“Our niche identifies unknown and unauthorized activity to and from critical digital assets on a network, whether it’s an external attack from a malicious actor or a credentialed employee that has gone rogue,” Guidice says. “RazorThreat provides visibility into all unknown and unauthorized activity and puts it into context for immediate action.”

Guidice has noticed a distinct change in the industry since RazorThreat was launched. “When we started, cybersecurity products were signature-based, meaning they could only stop what they knew about it. One had to know what to look for to stop it,” he says.

“We decided to take the opposite approach and focus on detecting what you don’t know, making it easier to identify targeted, customized attacks to the network. We developed positive control analytics that analyze the accepted data from signature-based solutions, detecting the unknown and unauthorized activity they miss. Our approach was early in the market and not well received. We had to wait until signature-based technology went through its lifecycle and the threats became more targeted and customized before we gained greater acceptance.

“Now there are more and more companies coming up with a similar approach to ours, and that is thrilling,” Guidice says. “It validates our approach and makes it more acceptable. Organizations have finally realized that breach is inevitable. It is not a matter of if, but when. The market has validated the requirement for solutions like RazorThreat that compliment signature-based solutions.”

Guidice is pleased about the way the state and Gov. Snyder’s leadership have embraced entrepreneurs and the whole cybersecurity ecosystem. “It’s not all about capital, although that is an important piece,” he says. “You need the infrastructure and support system — coaching and mentoring younger entrepreneurism. We certainly wouldn’t be here without Automation Alley and Ann Arbor SPARK. They were on the forefront of commitment investment to early-stage companies. Without them, RazorThreat wouldn’t have gotten its start. And the state is continuing to make wonderful strides in support of entrepreneurism.”

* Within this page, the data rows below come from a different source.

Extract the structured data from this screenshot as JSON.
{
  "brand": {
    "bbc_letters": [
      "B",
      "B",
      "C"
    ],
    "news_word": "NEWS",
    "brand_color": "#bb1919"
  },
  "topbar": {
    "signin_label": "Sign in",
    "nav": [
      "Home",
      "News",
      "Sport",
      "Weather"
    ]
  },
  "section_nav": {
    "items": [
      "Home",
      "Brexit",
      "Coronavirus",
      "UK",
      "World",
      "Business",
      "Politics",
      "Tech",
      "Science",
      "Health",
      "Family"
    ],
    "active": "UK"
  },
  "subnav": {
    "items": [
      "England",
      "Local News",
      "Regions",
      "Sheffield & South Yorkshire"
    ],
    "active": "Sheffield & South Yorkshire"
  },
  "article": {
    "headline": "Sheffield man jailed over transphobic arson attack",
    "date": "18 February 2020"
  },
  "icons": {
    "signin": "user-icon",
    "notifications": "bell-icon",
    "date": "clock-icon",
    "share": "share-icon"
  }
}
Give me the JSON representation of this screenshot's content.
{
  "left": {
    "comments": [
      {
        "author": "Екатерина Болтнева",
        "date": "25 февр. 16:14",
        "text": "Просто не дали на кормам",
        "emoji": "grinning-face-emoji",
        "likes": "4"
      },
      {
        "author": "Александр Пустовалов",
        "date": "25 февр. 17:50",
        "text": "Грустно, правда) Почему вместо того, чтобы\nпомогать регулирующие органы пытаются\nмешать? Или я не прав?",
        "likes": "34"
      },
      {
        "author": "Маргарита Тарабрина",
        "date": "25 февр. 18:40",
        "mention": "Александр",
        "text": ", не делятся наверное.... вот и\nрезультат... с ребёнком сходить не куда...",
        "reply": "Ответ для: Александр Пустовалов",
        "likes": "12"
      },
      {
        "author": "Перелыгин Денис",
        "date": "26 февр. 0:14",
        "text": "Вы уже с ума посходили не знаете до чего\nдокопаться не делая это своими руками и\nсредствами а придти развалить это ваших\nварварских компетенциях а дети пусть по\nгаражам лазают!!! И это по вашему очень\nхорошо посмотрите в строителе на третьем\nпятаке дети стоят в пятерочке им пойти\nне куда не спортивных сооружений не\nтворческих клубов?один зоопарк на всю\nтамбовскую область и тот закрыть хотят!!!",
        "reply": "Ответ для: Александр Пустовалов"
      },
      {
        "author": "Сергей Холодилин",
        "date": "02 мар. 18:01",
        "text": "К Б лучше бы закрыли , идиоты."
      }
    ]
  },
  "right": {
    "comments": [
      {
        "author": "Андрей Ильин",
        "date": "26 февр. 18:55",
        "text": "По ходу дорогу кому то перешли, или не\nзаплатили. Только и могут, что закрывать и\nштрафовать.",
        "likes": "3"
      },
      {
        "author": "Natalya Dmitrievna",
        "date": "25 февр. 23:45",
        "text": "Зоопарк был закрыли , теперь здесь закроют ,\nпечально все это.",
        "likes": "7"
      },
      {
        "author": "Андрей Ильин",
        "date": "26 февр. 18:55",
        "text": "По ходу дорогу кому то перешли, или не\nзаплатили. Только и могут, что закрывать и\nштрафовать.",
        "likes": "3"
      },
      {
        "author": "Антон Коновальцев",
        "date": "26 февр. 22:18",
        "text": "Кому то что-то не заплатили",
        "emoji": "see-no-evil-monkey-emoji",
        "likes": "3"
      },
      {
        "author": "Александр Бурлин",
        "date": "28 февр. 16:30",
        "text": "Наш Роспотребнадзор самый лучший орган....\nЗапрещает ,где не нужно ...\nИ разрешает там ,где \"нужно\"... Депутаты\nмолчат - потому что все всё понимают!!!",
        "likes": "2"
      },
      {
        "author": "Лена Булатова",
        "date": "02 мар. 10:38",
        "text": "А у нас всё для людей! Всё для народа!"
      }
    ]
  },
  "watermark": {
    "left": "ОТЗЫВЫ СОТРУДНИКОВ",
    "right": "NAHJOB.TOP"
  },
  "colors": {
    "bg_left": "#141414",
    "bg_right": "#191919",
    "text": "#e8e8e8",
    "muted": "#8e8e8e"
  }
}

The anti-cloud

3LG Tech Solutions in Oak Park, MI, is another local company with a unique approach to combat cybercrime. “We are the anti-cloud,” says CEO Stuart Newman. “A lot of people and organizations are trending toward the cloud, taking data and moving it somewhere else and relying on someone else’s security protocol. We feel that the more you move data, the more likely there’s a chance for it to fall into the wrong hands. If the data is staying in-house and if you’ve screened your employees, you can manage it better. At some point you have to ask the question ‘Why send your confidential data into the clouds when you can keep it safer, more secure and more actionable within your own IT infrastructure?’”

Newman knows what sets 3LG apart from other companies in the cybersecurity sector. “Our compression is unique,” he says. “It makes data small and is designed for performance. Each column of data is compressed differently, making it more efficient. If anything happens to the laptop or person, the data is protected because it’s never been decompressed. There are audit trails for compliance and service management. An auditor can see every inquiry in a database and check it out for any unusual activity.

“The brains behind our software is Jack Olson, who literally wrote the book on database profiling,” Newman says. “He conceived and created it, and people in the IT community know who he is. We offer a dual-purpose technology because it’s for the office and it’s mobile. The most underutilized IT resource in almost every organization is the untapped power of its PCs and laptops. Our SecureTech database unleashes that power.”

3LG is a niche business that classifies itself as a startup, and all signs point to a bright future for the company.

“Michigan is a great state for an IT company,” Newman says. “Automation Alley has been so helpful and supportive, and the state has bent over backward to help us and other companies succeed. Gov. Snyder has been aggressive with his leadership role, allowing Michigan to make a mark in the cybersecurity sector. If we were in a different state, we would be a different company. Other states are not doing the things as much or as well as Michigan is.”